Video

Video Middle Eastern Church Leaders Highlight Christians’ Plight

Patriarchs of Eastern Rite churches came to Washington this week to draw attention to the attacks against Christians in Syria, Iraq and elsewhere in the Middle East. VOA’s religion correspondent Jerome Socolovsky has more.
Video

Video Americans' Reaction Mixed on Obama Strategy for Islamic State Militants

President Barack Obama’s televised speech on how the United States plans to “degrade and destroy” the group known as the Islamic State reached a prime-time audience of millions. And it came as Americans appear more willing to embrace a bolder, tougher approach to foreign policy. VOA producer Katherine Gypson and reporter Jeff Seldin have this report from Washington.
Video
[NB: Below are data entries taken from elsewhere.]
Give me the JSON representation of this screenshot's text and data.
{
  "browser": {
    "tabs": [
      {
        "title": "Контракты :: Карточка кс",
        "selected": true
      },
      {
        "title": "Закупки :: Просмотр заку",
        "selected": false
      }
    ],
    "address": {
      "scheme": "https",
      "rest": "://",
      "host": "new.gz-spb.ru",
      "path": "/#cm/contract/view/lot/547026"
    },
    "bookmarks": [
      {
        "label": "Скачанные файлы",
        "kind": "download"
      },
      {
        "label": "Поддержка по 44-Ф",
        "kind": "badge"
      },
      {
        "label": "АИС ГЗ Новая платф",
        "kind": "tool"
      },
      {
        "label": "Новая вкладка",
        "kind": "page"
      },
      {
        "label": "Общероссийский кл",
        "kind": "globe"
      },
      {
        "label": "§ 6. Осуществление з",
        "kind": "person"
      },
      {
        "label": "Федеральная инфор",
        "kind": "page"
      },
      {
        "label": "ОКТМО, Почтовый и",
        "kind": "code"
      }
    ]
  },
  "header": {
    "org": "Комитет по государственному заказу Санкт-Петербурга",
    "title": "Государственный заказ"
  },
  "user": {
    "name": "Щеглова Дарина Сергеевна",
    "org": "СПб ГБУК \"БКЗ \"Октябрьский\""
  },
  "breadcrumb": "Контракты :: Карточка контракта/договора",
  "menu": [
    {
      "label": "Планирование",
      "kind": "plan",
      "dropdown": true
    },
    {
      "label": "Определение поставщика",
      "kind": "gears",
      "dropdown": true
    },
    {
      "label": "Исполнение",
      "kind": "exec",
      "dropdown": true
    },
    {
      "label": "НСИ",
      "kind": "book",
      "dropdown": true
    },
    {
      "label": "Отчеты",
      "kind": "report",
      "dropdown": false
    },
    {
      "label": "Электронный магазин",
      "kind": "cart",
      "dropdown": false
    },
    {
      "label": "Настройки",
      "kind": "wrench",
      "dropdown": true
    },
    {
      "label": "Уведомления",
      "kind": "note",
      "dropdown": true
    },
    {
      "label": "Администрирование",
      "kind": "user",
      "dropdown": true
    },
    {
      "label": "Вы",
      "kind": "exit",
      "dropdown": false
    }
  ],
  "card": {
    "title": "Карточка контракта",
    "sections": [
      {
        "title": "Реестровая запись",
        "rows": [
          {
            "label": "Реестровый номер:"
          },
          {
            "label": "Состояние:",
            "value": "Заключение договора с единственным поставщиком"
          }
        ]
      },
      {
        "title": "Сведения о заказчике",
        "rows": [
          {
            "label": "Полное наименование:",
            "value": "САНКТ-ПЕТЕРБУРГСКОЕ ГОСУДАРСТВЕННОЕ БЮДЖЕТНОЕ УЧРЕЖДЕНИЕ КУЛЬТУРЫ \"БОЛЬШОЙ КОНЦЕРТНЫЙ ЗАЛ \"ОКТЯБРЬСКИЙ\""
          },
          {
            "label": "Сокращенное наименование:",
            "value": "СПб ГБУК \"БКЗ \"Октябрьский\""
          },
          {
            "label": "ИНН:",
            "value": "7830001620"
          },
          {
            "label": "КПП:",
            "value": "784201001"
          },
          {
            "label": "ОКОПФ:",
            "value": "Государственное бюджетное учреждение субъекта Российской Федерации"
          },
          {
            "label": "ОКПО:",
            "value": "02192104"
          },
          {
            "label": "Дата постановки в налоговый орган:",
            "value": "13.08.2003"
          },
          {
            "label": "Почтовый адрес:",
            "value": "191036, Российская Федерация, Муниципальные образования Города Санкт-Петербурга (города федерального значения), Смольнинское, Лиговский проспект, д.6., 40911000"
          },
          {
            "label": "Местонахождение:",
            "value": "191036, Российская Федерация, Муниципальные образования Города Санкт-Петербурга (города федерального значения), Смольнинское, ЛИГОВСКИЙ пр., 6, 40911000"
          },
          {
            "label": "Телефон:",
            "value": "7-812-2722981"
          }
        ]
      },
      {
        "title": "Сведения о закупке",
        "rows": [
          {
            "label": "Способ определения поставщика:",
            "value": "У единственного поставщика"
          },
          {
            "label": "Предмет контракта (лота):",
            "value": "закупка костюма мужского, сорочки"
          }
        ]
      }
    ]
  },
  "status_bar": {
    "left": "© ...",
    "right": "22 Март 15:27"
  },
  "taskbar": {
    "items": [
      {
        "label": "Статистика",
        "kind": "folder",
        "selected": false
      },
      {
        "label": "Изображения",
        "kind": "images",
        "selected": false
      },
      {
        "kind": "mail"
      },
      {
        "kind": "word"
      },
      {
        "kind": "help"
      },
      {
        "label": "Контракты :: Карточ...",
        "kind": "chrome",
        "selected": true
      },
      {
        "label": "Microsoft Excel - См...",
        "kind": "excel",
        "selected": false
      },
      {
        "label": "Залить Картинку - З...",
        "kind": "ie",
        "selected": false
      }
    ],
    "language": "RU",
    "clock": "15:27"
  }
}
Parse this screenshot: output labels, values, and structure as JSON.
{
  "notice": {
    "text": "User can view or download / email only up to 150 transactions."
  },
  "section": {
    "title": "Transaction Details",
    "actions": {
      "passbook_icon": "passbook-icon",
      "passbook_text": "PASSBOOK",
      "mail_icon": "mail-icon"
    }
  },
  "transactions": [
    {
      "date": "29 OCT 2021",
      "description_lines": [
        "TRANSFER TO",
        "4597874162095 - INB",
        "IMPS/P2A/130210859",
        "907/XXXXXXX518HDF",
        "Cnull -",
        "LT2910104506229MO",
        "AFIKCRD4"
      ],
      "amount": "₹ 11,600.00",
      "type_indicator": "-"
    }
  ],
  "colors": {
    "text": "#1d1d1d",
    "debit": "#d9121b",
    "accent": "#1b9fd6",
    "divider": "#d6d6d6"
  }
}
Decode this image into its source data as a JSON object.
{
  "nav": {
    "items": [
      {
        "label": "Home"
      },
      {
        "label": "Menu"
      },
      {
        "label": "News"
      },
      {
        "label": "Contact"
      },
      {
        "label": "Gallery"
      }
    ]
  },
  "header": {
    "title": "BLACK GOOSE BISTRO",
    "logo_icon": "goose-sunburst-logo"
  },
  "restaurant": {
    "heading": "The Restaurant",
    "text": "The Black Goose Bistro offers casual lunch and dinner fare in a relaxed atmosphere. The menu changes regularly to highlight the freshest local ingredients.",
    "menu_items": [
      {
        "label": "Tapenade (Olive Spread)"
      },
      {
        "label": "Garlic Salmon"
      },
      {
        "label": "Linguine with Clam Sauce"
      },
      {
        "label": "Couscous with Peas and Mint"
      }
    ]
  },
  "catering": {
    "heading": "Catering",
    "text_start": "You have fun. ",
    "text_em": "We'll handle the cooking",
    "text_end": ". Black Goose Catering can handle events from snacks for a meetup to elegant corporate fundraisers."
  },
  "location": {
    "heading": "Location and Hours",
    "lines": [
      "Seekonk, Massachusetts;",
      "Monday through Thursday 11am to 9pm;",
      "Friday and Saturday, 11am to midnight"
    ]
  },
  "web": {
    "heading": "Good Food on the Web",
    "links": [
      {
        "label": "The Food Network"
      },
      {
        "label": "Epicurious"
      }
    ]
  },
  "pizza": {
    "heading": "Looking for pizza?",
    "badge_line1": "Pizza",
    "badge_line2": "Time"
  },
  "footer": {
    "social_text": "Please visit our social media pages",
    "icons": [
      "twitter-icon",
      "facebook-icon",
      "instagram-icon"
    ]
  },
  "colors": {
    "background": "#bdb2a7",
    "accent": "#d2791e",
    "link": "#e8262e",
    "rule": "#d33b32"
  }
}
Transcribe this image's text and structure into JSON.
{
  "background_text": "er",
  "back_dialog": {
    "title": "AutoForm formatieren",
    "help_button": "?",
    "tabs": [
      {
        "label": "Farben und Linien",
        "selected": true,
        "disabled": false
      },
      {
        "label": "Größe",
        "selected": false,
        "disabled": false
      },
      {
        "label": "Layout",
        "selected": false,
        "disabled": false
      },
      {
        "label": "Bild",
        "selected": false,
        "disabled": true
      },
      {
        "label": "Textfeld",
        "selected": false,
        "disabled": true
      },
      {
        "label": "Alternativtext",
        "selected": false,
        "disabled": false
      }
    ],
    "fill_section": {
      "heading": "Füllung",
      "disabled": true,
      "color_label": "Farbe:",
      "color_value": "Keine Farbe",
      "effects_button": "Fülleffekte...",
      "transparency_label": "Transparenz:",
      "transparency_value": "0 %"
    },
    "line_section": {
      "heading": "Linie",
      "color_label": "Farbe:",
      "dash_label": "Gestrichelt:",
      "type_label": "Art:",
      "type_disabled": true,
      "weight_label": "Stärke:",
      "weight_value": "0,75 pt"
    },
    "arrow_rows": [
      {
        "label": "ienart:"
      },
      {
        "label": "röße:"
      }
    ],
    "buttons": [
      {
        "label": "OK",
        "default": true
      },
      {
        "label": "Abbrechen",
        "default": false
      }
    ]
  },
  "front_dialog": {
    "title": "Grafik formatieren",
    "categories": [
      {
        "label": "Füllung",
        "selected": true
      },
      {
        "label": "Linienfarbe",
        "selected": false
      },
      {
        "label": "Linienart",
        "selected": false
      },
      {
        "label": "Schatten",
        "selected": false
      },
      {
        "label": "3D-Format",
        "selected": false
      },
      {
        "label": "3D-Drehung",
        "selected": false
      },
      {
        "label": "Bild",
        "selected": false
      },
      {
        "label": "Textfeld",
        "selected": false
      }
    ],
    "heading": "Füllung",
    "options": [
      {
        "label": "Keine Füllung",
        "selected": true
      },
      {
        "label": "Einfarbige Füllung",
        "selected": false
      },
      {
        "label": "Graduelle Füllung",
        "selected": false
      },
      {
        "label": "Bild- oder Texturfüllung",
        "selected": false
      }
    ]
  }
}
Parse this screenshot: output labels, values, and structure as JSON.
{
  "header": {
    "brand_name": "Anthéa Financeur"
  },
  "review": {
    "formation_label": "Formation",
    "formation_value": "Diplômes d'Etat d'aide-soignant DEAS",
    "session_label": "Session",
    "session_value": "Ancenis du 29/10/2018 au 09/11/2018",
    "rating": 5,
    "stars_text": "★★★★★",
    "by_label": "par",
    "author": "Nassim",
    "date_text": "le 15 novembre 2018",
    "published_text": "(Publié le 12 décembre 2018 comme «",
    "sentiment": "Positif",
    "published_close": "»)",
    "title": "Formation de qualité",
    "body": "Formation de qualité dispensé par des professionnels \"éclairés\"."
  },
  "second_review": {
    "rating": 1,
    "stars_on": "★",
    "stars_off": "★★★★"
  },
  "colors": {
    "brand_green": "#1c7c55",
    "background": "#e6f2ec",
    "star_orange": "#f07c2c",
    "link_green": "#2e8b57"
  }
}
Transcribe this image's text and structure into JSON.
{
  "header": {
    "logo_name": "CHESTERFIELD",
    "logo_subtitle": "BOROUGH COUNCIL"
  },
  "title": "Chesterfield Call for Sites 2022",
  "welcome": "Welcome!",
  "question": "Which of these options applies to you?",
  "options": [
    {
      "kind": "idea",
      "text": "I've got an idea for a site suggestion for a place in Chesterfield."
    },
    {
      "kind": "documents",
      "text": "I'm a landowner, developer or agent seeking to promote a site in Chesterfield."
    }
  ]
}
Video Authorities Allege LA Fashion Industry-Cartel Ties

U.S. officials say they have broken up crime rings that funneled tens of millions of dollars from Mexican drug cartels through fashion businesses in Los Angeles. Mike O'Sullivan reports that authorities announced nine arrests, as 1,000 law enforcement agents fanned out through the city on Wednesday.
Video

Video Bedouin Woman Runs Successful Business in Palestinian City

A Bedouin woman is breaking social taboos by running a successful vacation resort in the Palestinian town of Jericho. Bedouins are a sub-group of Arabs known for their semi-nomadic lifestyle. Zlatica Hoke says the resort in the West Bank's Jordan Valley is a model of success for women in the region.


Carnage and mayhem are part of daily life in northern Nigeria, the result of a terror campaign by the Islamist group Boko Haram. Fears are growing that Nigeria’s government may not know how to counter it, and may be making things worse. More

AppleAndroid